By LA Weekly
By Henry Rollins
By Weekly Photographers
By Shea Serrano
By Nate "Igor" Smith
By Dan Weiss
By Erica E. Phillips
By Kai Flanders
THE UNDERTONES, THE EPOXIES at the Key Club, April 22 “We’re the Undertones. We’re from Derry. We mean you no harm.” Back touring the United States after two decades, guitarist John O’Neill and company have opted for inspiration rather than perspiration over lost opportunities. The pit swirls in earnest as they begin with “Jimmy Jimmy,” lead singer Paul McLoone subbing for the endlessly absent Feargal Sharkey, digging into all the unpretentious ease of the sex swagger. Then the yearning adherents plaster themselves to the lip of the stage to lock in solid boogie for “Here Comes the Summer” — this revelatory/celebratory Irish pop-punk, rebirthed from a world of everlasting adolescence, inspires the sweat of camaraderie and energy. Riding lovely two-part harmonies, the Undertones rocket through most of their singles, including “My Perfect Cousin,” “Get Over You” and “Wednesday Week.” McLoone easily slides into a neat mirror of Sharkey with “Teenage Kicks,” and its joyful fuel-air bomb explosion sucks all the doubt out of the room, as many of The Kids are rocked and rocked well by men young enough to be their grandfathers — or at least old enough to date them over the Internet. Tearing through the new wave (as evidenced by their shredded clothes and riffs), the preceding Epoxies wrap themselves in electrical tape the breadth of the censored eyes in roughie cinema. They’re tighter than a swan’s asshole, and that metaphor is to serious reportage what the Epoxies are to popular music. Behind a hyperactive lead singer, buzzing synth lines are played with the nose; one expects the band to throw out handfuls of Wacky Wallwalkers just bought at TG&Y, so scandalously nostalgic are they.
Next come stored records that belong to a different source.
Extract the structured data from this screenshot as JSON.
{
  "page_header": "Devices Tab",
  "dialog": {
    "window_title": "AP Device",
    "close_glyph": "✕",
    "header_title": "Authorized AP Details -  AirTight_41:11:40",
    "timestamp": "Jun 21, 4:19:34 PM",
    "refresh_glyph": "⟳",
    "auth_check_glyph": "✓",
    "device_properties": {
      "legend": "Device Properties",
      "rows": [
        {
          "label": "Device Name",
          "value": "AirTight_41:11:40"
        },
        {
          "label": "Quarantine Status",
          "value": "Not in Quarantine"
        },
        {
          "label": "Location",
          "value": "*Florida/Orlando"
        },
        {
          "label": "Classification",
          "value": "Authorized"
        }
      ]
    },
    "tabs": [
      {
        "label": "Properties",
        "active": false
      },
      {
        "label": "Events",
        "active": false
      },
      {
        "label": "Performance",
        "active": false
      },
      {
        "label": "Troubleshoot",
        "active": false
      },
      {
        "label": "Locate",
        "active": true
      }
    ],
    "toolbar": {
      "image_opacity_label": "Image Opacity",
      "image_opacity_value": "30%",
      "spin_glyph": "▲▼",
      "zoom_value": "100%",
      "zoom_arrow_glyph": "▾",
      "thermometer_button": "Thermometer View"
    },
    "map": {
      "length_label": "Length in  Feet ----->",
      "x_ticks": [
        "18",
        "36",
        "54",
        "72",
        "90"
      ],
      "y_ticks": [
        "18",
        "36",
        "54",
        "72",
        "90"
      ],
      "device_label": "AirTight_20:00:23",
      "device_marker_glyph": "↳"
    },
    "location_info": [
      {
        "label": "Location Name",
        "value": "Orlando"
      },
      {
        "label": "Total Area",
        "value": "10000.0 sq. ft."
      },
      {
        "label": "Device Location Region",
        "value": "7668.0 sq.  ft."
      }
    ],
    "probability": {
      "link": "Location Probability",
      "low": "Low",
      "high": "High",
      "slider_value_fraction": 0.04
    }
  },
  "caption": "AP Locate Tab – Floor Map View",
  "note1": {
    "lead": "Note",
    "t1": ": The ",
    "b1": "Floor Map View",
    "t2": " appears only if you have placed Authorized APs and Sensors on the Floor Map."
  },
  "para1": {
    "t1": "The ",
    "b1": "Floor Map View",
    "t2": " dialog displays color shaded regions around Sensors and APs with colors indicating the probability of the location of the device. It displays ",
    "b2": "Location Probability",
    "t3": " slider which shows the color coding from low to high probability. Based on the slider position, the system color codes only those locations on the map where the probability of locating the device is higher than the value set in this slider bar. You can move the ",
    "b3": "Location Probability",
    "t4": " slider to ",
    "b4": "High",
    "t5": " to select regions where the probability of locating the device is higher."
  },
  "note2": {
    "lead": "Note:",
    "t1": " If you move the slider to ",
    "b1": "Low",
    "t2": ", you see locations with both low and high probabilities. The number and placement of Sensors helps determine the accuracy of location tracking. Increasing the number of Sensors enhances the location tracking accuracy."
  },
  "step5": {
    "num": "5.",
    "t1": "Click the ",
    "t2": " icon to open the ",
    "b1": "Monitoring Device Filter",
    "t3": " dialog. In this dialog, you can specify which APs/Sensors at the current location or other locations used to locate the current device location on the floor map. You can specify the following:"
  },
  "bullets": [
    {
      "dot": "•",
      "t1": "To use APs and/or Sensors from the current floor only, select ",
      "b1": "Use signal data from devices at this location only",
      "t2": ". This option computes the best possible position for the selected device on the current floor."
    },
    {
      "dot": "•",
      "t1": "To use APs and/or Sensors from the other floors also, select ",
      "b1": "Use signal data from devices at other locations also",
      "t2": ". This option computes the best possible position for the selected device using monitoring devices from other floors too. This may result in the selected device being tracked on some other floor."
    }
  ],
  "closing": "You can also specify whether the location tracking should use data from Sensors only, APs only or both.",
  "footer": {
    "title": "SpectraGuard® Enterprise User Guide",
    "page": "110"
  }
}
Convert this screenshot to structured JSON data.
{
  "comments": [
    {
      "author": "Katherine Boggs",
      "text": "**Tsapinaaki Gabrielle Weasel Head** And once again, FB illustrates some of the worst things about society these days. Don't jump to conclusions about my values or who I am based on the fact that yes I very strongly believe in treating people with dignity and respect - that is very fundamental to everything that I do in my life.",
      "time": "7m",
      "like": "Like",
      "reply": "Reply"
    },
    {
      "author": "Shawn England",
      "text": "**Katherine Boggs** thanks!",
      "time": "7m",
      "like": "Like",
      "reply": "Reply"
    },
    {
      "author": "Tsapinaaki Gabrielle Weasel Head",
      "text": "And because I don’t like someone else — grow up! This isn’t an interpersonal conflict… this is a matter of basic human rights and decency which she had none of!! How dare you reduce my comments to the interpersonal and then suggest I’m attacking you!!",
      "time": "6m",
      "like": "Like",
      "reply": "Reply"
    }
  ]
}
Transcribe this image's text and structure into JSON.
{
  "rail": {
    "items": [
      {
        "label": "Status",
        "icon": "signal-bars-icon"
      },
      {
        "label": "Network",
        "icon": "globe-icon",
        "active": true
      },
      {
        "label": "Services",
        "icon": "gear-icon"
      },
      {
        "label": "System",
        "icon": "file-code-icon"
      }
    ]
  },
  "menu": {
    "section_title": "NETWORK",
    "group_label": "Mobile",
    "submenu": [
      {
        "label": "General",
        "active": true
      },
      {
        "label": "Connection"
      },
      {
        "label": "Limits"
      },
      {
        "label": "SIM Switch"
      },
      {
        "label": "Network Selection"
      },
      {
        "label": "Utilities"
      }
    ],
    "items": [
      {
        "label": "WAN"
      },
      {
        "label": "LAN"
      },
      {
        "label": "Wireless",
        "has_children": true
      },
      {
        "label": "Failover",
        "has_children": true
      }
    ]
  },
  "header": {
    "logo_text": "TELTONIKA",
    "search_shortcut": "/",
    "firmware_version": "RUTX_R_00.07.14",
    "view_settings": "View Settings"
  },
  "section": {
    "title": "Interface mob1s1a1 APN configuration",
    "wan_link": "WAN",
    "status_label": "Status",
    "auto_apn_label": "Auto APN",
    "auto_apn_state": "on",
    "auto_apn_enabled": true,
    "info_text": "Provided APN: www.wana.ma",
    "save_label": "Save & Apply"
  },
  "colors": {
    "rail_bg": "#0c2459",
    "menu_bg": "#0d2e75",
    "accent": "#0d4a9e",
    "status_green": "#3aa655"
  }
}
SYSTEM OF A DOWN at the Gibson Amphitheater, April 24
System of a Down performed their third annual Souls concert tonight, benefiting ANCA (the Armenian National Committee), as well as other human rights organizations, while commemorating the 90th anniversary of the Armenian Genocide. Unfortunately, this was lost on the drunken slut in the striped shirt who flashed her boobs. (Could have used an Armenian mother to beat her into shame with a slipper.) Politics and profoundly inappropriate behavior aside, System kept the sermonizing short and let pretty much the best of their discography do the talking, from "P.L.U.C.K.," off their self-titled debut to Toxicity’s "Needles" to Steel This Album’s "Mr. Jack." Cuts from the forthcoming Mezmerize were also previewed, including the current single "B.Y.O.B," a party song that really smart-bombs its targets ("Why don’t presidents fight the war?/Why do they always send the poor?") accompanied by the most violent, urgent music the band’s ever made.
Serj Tankian shouldn’t sing on a rock & roll stage but in a church choir that accepts men with long hair; all that monkish moaning on "Aerials" made even the Gibson feel like a monastery. Still, unlike that of a certain one-named Irishman, Tankian’s Mother Teresa complex hasn’t rendered him totally annoying. By contrast, guitarist Daron Malakian is more the court jester of the bunch, jumping around on his imaginary hop-scotch grid, tossing his hair as if mugging for a L’Oreal commercial. (Yes, he’s worth it.)
The folk song "Sardarabad," a sentimental Souls finale, sounded even more poignant this year in front of a backdrop of Ara Oshagan’s black-and-white photographs of genocide survivors. Also worth noting, though, was the odd use of Wham’s "Everything She Wants" as an intro to "Sugar," perhaps the only song ever written about "the kombucha mushroom people." "We didn’t start this band to change the world," said guitarist Daron Malakian. "We didn’t start this band to change your mind. We started this band to make you ask questions." Well, Daron, when you come up with such wonderfully wacky content on drugs, war, prison, groupies, pogo-ing, your ancestors’ injustices, their ancestors’ injustices, George Michael, etc., we don’t need to ask why.